Lines that include the string "efectos" are the ones to copy from the entries below.

• • •

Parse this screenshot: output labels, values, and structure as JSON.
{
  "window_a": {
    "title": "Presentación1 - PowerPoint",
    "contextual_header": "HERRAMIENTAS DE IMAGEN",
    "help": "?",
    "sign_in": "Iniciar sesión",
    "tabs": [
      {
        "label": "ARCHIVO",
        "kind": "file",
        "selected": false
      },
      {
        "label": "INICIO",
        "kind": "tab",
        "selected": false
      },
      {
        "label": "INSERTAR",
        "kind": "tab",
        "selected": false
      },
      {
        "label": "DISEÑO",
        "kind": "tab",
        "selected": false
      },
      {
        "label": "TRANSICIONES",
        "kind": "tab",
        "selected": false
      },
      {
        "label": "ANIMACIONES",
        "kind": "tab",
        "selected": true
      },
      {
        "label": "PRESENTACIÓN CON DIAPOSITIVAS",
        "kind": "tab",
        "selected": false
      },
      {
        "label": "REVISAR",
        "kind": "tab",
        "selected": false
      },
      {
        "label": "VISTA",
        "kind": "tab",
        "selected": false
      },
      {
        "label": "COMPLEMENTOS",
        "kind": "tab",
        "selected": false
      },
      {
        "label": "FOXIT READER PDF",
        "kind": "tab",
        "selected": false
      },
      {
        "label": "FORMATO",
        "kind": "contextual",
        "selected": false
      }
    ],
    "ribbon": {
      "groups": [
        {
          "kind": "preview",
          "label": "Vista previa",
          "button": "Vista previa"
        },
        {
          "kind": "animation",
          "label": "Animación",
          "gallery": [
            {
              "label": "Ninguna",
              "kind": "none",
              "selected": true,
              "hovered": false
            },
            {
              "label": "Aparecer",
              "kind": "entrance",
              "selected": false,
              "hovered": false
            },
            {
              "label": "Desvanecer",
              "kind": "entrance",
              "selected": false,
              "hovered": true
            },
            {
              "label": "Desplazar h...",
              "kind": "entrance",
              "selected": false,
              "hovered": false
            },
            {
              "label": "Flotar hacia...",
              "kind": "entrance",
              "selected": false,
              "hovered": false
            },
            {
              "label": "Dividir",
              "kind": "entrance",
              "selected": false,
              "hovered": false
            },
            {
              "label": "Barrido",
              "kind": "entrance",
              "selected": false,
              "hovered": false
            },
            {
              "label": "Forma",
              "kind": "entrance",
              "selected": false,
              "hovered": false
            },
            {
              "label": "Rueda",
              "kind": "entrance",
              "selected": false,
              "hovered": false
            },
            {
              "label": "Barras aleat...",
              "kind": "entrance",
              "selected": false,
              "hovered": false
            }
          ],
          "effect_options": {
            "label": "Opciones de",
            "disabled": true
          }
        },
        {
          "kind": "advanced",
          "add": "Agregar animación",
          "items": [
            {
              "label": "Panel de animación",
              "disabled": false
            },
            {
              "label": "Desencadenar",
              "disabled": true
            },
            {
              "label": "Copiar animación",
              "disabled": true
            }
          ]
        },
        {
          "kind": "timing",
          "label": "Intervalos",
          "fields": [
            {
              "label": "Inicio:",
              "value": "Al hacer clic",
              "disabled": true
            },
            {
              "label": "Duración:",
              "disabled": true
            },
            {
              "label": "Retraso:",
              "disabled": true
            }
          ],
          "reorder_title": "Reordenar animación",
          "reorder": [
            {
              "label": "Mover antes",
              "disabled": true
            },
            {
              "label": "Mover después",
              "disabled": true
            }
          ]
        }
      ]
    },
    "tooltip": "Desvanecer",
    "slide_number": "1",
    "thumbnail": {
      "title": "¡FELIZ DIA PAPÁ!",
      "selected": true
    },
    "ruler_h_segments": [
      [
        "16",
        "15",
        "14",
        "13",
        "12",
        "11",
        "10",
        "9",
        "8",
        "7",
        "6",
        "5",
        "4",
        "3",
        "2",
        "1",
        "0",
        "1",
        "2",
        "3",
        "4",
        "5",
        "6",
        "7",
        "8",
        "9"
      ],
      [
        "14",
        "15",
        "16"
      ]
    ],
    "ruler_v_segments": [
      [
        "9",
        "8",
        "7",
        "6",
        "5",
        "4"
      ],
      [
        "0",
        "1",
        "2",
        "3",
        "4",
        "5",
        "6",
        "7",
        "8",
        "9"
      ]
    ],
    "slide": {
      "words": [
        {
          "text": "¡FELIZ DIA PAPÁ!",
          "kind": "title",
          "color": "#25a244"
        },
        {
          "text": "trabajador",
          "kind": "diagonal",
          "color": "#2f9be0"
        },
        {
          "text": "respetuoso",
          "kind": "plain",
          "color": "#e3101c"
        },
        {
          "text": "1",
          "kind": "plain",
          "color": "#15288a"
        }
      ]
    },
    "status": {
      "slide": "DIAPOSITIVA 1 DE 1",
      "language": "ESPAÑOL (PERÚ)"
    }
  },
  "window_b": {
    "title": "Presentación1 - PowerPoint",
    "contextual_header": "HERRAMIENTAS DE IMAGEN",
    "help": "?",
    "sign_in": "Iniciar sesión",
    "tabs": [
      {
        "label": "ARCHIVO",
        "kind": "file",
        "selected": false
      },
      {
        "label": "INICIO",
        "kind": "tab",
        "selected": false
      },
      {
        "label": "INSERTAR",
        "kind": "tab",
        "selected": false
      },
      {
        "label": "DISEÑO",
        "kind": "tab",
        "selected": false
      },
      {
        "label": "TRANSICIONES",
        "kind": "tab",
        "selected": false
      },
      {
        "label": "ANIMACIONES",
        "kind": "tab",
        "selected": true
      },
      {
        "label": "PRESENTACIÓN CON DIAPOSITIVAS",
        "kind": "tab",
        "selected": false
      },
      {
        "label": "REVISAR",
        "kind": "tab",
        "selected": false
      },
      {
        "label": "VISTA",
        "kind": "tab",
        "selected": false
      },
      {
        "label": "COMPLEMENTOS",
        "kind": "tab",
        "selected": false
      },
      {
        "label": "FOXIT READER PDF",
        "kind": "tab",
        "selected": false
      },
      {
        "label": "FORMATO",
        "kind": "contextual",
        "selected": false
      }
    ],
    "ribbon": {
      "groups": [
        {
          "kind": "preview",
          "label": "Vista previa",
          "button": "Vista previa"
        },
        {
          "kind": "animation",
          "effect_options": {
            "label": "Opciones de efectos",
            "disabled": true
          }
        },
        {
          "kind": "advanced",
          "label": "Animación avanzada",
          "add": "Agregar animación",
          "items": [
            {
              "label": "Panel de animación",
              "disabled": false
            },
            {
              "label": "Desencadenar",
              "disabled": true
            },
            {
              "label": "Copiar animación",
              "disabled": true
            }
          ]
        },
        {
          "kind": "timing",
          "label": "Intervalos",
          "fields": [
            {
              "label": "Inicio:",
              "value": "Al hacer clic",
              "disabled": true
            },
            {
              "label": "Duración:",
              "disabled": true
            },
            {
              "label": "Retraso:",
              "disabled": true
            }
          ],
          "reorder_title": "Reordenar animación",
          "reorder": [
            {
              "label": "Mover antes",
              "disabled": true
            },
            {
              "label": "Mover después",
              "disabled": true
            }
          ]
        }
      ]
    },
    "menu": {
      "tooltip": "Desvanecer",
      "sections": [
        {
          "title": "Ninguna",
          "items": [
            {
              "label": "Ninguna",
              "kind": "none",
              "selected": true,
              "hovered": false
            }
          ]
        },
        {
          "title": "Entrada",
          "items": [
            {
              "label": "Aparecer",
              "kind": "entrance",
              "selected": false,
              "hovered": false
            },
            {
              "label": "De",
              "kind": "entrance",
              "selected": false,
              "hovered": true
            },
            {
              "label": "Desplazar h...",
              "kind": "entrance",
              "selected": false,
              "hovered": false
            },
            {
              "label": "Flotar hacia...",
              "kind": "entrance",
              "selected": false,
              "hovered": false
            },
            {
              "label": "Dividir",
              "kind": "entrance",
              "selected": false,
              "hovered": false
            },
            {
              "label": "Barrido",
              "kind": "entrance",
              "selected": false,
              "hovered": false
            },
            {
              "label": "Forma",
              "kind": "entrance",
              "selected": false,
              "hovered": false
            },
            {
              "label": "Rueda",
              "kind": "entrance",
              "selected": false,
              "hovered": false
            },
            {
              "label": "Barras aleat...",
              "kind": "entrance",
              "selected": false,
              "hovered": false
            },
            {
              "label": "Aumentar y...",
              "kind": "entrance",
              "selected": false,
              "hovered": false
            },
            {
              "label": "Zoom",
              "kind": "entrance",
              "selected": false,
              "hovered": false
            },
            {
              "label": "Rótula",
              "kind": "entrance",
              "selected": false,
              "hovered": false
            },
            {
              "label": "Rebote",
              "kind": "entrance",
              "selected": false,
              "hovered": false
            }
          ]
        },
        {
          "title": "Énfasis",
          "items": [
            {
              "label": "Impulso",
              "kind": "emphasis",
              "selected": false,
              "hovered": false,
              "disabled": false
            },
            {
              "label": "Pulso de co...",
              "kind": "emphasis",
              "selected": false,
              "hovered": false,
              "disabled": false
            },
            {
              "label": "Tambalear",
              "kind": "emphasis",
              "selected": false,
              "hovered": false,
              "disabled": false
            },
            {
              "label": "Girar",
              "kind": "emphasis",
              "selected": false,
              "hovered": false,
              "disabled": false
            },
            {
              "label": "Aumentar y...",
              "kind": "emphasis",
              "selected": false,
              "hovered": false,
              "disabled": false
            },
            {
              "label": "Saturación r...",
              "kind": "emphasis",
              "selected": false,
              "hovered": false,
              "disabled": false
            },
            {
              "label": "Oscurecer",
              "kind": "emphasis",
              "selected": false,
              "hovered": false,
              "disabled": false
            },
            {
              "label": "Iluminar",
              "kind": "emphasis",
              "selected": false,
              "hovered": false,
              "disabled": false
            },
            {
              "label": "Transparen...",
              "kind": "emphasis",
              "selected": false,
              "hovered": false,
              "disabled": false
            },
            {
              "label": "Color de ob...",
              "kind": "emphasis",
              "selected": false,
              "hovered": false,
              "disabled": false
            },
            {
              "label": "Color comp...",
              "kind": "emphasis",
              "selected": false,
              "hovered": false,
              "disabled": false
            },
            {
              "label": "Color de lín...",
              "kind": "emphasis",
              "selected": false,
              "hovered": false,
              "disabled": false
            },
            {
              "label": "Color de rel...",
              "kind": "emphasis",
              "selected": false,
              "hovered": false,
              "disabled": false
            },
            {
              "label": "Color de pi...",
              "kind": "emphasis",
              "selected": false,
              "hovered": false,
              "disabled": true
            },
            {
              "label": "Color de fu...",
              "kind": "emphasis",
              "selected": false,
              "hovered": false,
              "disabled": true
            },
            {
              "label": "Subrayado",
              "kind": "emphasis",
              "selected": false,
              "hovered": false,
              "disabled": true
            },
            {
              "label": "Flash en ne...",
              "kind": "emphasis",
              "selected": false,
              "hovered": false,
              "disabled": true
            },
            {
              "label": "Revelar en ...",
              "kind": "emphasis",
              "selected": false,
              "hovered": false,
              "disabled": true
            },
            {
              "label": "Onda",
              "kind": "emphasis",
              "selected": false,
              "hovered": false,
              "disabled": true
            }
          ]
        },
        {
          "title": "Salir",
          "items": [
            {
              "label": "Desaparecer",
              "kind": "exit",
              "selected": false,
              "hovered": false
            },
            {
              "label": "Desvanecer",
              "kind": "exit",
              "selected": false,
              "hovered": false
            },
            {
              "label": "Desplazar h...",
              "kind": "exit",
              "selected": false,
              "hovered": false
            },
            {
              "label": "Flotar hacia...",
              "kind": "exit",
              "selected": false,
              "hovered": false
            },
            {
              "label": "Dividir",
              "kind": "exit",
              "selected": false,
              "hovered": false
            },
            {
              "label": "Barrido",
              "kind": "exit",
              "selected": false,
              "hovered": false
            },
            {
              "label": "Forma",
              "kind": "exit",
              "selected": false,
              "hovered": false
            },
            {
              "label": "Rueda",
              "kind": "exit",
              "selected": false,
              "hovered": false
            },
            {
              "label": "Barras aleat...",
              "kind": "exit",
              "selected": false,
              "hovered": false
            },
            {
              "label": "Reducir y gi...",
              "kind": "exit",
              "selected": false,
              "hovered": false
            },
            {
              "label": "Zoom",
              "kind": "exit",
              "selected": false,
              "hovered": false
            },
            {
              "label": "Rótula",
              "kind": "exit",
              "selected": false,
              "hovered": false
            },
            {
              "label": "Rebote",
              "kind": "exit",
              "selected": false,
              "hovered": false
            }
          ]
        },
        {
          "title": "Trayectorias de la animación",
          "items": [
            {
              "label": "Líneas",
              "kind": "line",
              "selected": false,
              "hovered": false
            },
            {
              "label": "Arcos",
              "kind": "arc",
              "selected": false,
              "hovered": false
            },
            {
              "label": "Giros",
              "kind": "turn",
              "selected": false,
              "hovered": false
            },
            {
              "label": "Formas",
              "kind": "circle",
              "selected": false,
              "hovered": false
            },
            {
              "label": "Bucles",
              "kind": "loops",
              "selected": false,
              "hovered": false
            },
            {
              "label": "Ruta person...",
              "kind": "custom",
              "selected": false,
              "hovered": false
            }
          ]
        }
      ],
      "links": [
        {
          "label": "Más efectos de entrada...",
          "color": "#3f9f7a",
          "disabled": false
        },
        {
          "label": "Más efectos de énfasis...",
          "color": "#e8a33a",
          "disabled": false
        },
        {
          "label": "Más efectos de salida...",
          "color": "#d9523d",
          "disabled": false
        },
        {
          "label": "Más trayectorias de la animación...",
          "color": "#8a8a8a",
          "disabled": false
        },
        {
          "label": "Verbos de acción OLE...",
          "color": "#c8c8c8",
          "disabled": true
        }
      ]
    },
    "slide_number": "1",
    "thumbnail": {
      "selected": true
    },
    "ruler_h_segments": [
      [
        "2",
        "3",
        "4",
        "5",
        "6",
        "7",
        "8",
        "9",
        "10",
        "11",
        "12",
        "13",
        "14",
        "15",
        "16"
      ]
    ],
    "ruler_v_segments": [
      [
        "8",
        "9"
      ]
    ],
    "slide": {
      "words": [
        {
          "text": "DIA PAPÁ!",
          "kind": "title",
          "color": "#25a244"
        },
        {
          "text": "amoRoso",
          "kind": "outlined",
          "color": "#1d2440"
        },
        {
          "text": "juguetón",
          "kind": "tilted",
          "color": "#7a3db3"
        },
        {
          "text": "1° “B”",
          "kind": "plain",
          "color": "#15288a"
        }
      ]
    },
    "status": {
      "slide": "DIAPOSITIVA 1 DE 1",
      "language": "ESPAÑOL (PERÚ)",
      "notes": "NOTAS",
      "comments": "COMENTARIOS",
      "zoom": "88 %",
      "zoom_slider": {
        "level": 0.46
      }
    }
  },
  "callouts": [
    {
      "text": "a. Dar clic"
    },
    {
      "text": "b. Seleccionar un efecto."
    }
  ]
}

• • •

Output of the exercise
            "label": "Opciones de efectos",
          "label": "Más efectos de entrada...",
          "label": "Más efectos de énfasis...",
          "label": "Más efectos de salida...",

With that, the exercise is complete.